§ MR. W. H. SMITH
asked the Secretary to the Treasury, If he will state to the House, approximately, the amount of the annuity proposed to be created under the Savings Banks (No. 1) Bill, for the discharge of the deficiency of £3,565,000, assumed to exist in the funds of the Trustee Savings Banks, as shown in the Return, No. 200, of this Session; if he will also explain to the House the manner in which it is proposed to deal with the amount to be received by the National Debt Commissioners, so as to extinguish the deficiency; if he will state the present actuarial value of the annuity, assuming the rate of interest to be 3¼ per cent. whether it is proposed to deal with the Post Office Savings Bank Fund on the principles laid down in the Bill; and, whether any steps will be taken to provide for the deficiency of £1,264,000, shown on the Friendly Societies Account?
§ LORD FREDERICK CAVENDISH

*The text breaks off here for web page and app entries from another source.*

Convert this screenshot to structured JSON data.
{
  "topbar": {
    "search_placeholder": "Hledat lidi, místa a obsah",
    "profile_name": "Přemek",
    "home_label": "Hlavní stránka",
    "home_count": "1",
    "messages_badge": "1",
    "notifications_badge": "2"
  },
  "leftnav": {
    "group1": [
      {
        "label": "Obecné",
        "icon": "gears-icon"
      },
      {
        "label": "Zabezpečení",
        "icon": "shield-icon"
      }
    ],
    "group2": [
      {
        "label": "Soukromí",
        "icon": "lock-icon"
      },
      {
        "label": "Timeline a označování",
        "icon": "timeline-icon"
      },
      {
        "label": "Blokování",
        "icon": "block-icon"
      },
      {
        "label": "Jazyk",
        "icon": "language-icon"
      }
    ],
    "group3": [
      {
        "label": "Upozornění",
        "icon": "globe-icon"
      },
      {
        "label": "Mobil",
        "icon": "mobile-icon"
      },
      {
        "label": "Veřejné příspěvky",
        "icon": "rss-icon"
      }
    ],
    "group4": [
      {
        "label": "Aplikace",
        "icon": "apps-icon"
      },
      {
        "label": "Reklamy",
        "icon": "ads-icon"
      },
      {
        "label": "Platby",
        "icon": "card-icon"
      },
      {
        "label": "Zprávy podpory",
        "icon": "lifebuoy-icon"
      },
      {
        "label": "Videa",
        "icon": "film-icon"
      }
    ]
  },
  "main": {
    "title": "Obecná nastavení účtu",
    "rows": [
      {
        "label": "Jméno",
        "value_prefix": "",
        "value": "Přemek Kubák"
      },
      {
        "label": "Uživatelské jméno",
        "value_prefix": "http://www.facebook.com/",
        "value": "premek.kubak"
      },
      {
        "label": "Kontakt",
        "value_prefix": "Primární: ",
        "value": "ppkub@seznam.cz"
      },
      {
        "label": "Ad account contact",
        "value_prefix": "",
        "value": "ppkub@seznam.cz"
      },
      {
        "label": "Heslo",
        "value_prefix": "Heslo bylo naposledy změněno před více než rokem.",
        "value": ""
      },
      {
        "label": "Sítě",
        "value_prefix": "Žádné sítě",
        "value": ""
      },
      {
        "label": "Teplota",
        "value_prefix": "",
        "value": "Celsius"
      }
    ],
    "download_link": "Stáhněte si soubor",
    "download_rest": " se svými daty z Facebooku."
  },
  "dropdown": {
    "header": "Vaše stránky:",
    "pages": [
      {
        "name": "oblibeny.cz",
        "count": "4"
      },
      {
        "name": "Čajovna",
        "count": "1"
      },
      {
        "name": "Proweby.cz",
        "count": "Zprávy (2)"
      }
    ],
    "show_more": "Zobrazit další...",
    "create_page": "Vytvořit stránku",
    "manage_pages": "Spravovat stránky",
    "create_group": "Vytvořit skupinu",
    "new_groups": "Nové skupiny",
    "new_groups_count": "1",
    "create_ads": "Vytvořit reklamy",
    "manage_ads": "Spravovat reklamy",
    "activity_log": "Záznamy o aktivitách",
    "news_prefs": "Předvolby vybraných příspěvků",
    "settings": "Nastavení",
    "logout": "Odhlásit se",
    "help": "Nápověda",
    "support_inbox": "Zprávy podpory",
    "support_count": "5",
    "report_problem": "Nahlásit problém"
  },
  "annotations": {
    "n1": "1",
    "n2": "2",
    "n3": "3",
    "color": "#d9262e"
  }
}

My right hon. Friend asks his Question on the assumption that the amount of the deficiency to be provided for under the Savings Banks (No. 1) Bill is £3,565,000, which is the amount of deficiency which existed on November 20, 1879, as shown by the Return, No. 200, of this Session. But the deficiency to be dealt with is that which will be ascertained to exist on the 20th of November next, by valuation in accordance with the Bill, plus the deficiency of interest on the year ending on the same date. Probably, however, the capital amount will not vary very materially from the amount on the 20th of November last; and, assuming that sum, the amount of the annuity, calculated at 3 ¼ per cent as directed in the Bill, which would be required to extinguish that amount in 28 years, may be stated at £80,000 per annum. The annuity to be added in respect of the deficiency of interest for the present year will probably require £1,600 or £1,700 a-year more. 823 We may probably, therefore, state the whole annuity to be created at about £82,000. The National Debt Commissioners will deal with this annuity by investing it and placing it to the account. The accounts will be laid before Parliament yearly, showing the progress of the fund. The present actuarial value of the annuity, assuming the rate of interest to be 3¼ per cent. may be stated at about £1,500,000. This calculation may create misapprehension; and I would, therefore, point out that the Government propose to set aside such a sum yearly as, invested at 3¼ per cent. will produce in 28 years the amount deficient. The operation will not be complete, and the deficiency will not have been made good, until the close of the period for which the annuity is granted. The Government have not analyzed the state of the Post Office Savings Bank Fund upon the principle laid down in the Savings Bank Bill. If, in doing so, they find that satisfactory provision has not been made to prevent the occurrence of deficiency, they will take steps to make such provision. No steps are being taken at present to extinguish the deficiency shown on the Friendly Societies Account; but the Prime Minister alluded to it as a matter to be dealt with hereafter.